[App and web page records]
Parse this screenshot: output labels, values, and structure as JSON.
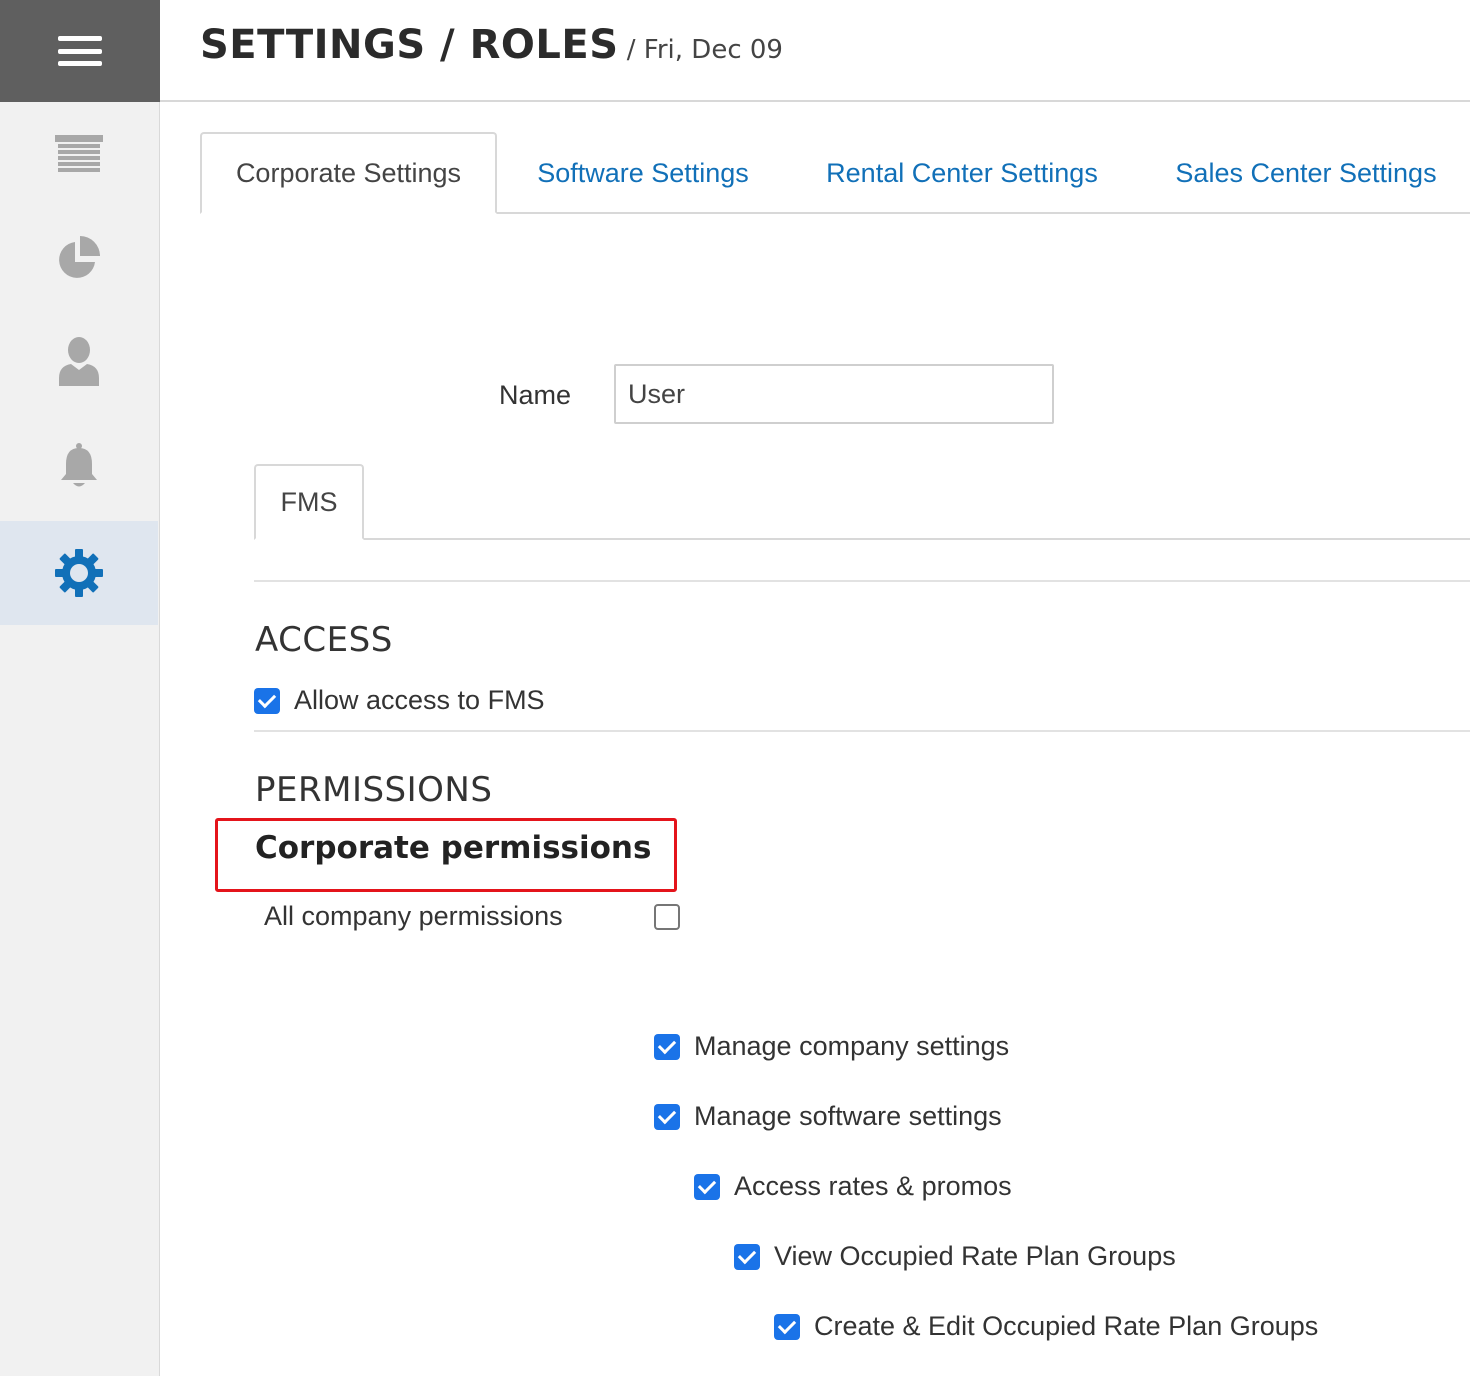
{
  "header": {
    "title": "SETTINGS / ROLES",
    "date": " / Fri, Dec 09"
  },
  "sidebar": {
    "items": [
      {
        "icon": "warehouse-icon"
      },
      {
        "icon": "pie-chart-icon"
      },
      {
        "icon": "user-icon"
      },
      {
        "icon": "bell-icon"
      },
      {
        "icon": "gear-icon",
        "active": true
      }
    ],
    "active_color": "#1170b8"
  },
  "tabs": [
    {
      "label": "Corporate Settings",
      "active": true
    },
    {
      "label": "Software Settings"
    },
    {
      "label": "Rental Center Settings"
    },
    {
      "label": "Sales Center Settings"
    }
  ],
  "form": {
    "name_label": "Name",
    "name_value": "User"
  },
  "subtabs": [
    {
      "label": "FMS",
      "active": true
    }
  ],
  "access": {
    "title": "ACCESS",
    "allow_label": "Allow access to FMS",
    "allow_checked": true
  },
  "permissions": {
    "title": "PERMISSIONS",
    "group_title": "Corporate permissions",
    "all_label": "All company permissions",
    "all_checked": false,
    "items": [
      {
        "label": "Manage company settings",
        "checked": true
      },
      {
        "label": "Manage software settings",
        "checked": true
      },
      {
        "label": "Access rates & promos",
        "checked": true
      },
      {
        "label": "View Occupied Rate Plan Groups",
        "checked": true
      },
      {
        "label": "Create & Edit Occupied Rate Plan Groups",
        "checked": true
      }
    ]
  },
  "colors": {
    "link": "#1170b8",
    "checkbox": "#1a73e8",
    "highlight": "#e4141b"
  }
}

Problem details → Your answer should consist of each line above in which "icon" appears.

Answer to this problem →
        "icon": "warehouse-icon"
        "icon": "pie-chart-icon"
        "icon": "user-icon"
        "icon": "bell-icon"
        "icon": "gear-icon",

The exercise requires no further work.